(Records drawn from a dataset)
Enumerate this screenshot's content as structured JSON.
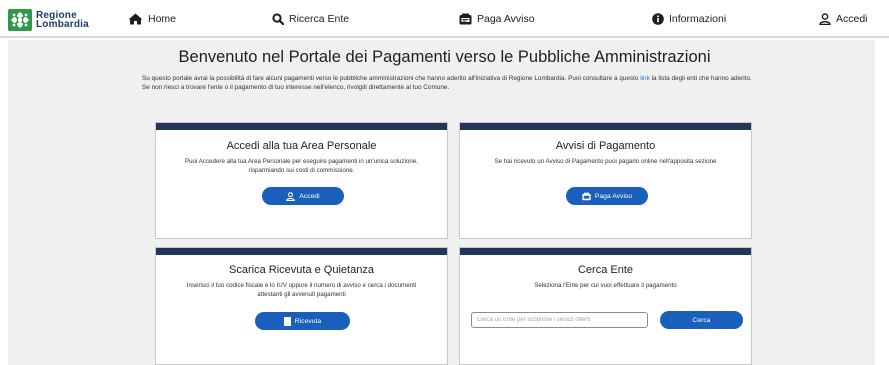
{
  "brand": {
    "line1": "Regione",
    "line2": "Lombardia"
  },
  "nav": {
    "home": "Home",
    "search_ente": "Ricerca Ente",
    "paga_avviso": "Paga Avviso",
    "informazioni": "Informazioni",
    "accedi": "Accedi"
  },
  "welcome": {
    "title": "Benvenuto nel Portale dei Pagamenti verso le Pubbliche Amministrazioni",
    "intro_part1": "Su questo portale avrai la possibilità di fare alcuni pagamenti verso le pubbliche amministrazioni che hanno aderito all'iniziativa di Regione Lombardia. Puoi consultare a questo ",
    "intro_link": "link",
    "intro_part2": " la lista degli enti che hanno aderito.",
    "intro_line2": "Se non riesci a trovare l'ente o il pagamento di tuo interesse nell'elenco, rivolgiti direttamente al tuo Comune."
  },
  "cards": {
    "area_personale": {
      "title": "Accedi alla tua Area Personale",
      "text": "Puoi Accedere alla tua Area Personale per eseguire pagamenti in un'unica soluzione, risparmiando sui costi di commissione.",
      "button": "Accedi"
    },
    "avvisi": {
      "title": "Avvisi di Pagamento",
      "text": "Se hai ricevuto un Avviso di Pagamento puoi pagarlo online nell'apposita sezione",
      "button": "Paga Avviso"
    },
    "ricevuta": {
      "title": "Scarica Ricevuta e Quietanza",
      "text": "Inserisci il tuo codice fiscale e lo IUV oppure il numero di avviso e cerca i documenti attestanti gli avvenuti pagamenti",
      "button": "Ricevuta"
    },
    "cerca_ente": {
      "title": "Cerca Ente",
      "text": "Seleziona l'Ente per cui vuoi effettuare il pagamento",
      "placeholder": "Cerca un Ente per scoprirne i servizi offerti",
      "button": "Cerca"
    }
  },
  "colors": {
    "card_band": "#233559",
    "button": "#1b5fbd",
    "logo_green": "#2e9a47",
    "link": "#2c6fc7"
  }
}
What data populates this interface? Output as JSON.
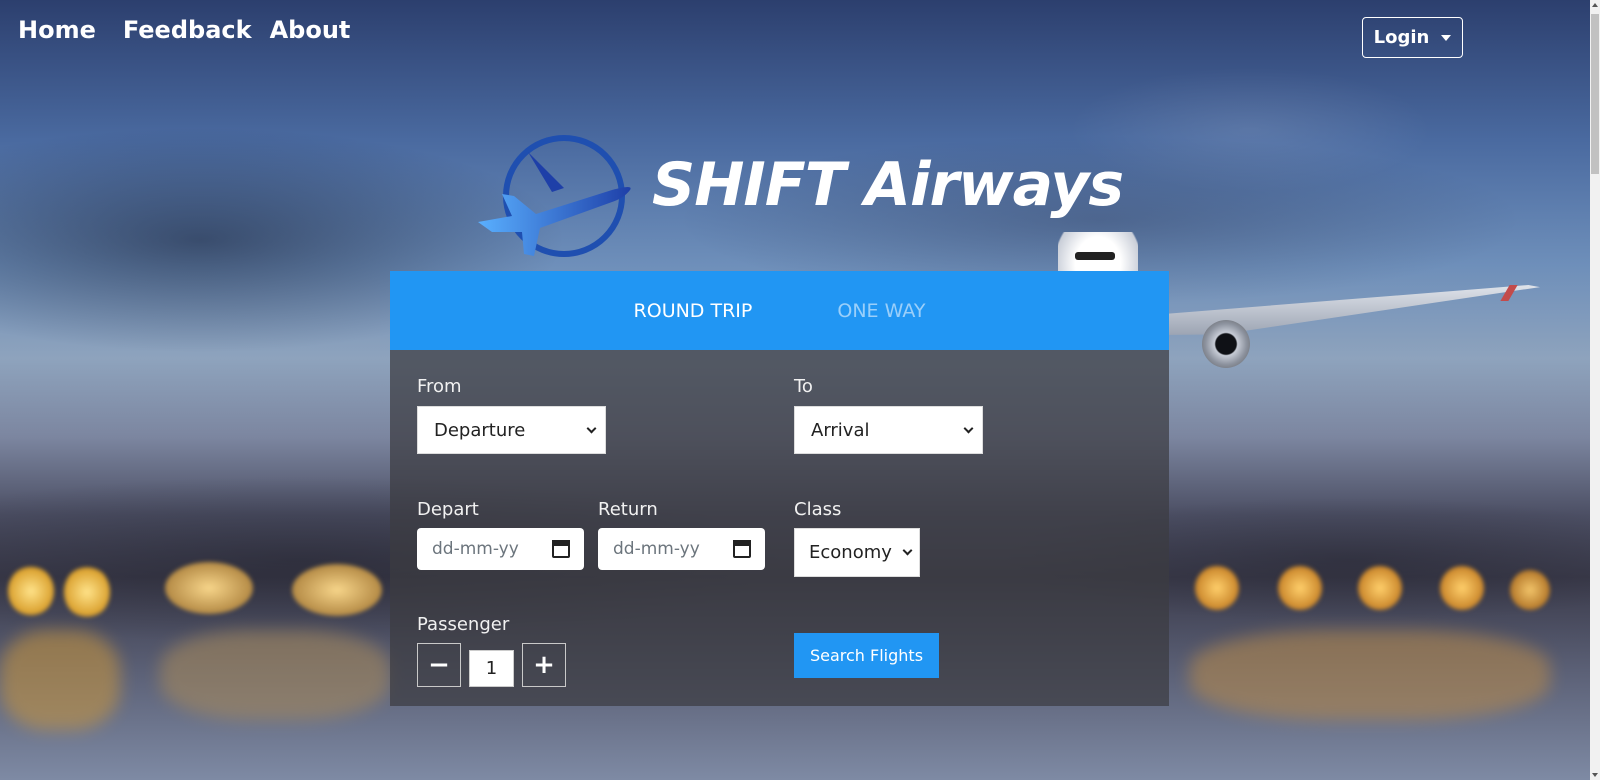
{
  "nav": {
    "home": "Home",
    "feedback": "Feedback",
    "about": "About",
    "login": "Login"
  },
  "brand": {
    "name": "SHIFT Airways",
    "logo_icon": "airplane-circle-logo"
  },
  "tabs": [
    {
      "label": "ROUND TRIP",
      "active": true
    },
    {
      "label": "ONE WAY",
      "active": false
    }
  ],
  "form": {
    "from_label": "From",
    "from_value": "Departure",
    "to_label": "To",
    "to_value": "Arrival",
    "depart_label": "Depart",
    "depart_placeholder": "dd-mm-yy",
    "return_label": "Return",
    "return_placeholder": "dd-mm-yy",
    "class_label": "Class",
    "class_value": "Economy",
    "passenger_label": "Passenger",
    "passenger_value": "1",
    "minus": "−",
    "plus": "+",
    "search_button": "Search Flights"
  },
  "colors": {
    "accent": "#2196f3",
    "panel": "rgba(60,60,65,0.72)",
    "logo_blue": "#1f4fb0"
  }
}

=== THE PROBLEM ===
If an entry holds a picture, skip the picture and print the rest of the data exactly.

=== ANSWER SECTION ===
Enumerate this screenshot's content as structured JSON.
{
  "brand": {
    "line1": "Regione",
    "line2": "Lombardia"
  },
  "nav": {
    "home": "Home",
    "search_ente": "Ricerca Ente",
    "paga_avviso": "Paga Avviso",
    "informazioni": "Informazioni",
    "accedi": "Accedi"
  },
  "welcome": {
    "title": "Benvenuto nel Portale dei Pagamenti verso le Pubbliche Amministrazioni",
    "intro_part1": "Su questo portale avrai la possibilità di fare alcuni pagamenti verso le pubbliche amministrazioni che hanno aderito all'iniziativa di Regione Lombardia. Puoi consultare a questo ",
    "intro_link": "link",
    "intro_part2": " la lista degli enti che hanno aderito.",
    "intro_line2": "Se non riesci a trovare l'ente o il pagamento di tuo interesse nell'elenco, rivolgiti direttamente al tuo Comune."
  },
  "cards": {
    "area_personale": {
      "title": "Accedi alla tua Area Personale",
      "text": "Puoi Accedere alla tua Area Personale per eseguire pagamenti in un'unica soluzione, risparmiando sui costi di commissione.",
      "button": "Accedi"
    },
    "avvisi": {
      "title": "Avvisi di Pagamento",
      "text": "Se hai ricevuto un Avviso di Pagamento puoi pagarlo online nell'apposita sezione",
      "button": "Paga Avviso"
    },
    "ricevuta": {
      "title": "Scarica Ricevuta e Quietanza",
      "text": "Inserisci il tuo codice fiscale e lo IUV oppure il numero di avviso e cerca i documenti attestanti gli avvenuti pagamenti",
      "button": "Ricevuta"
    },
    "cerca_ente": {
      "title": "Cerca Ente",
      "text": "Seleziona l'Ente per cui vuoi effettuare il pagamento",
      "placeholder": "Cerca un Ente per scoprirne i servizi offerti",
      "button": "Cerca"
    }
  },
  "colors": {
    "card_band": "#233559",
    "button": "#1b5fbd",
    "logo_green": "#2e9a47",
    "link": "#2c6fc7"
  }
}
What data populates this interface? Output as JSON.
{
  "nav": {
    "home": "Home",
    "feedback": "Feedback",
    "about": "About",
    "login": "Login"
  },
  "brand": {
    "name": "SHIFT Airways",
    "logo_icon": "airplane-circle-logo"
  },
  "tabs": [
    {
      "label": "ROUND TRIP",
      "active": true
    },
    {
      "label": "ONE WAY",
      "active": false
    }
  ],
  "form": {
    "from_label": "From",
    "from_value": "Departure",
    "to_label": "To",
    "to_value": "Arrival",
    "depart_label": "Depart",
    "depart_placeholder": "dd-mm-yy",
    "return_label": "Return",
    "return_placeholder": "dd-mm-yy",
    "class_label": "Class",
    "class_value": "Economy",
    "passenger_label": "Passenger",
    "passenger_value": "1",
    "minus": "−",
    "plus": "+",
    "search_button": "Search Flights"
  },
  "colors": {
    "accent": "#2196f3",
    "panel": "rgba(60,60,65,0.72)",
    "logo_blue": "#1f4fb0"
  }
}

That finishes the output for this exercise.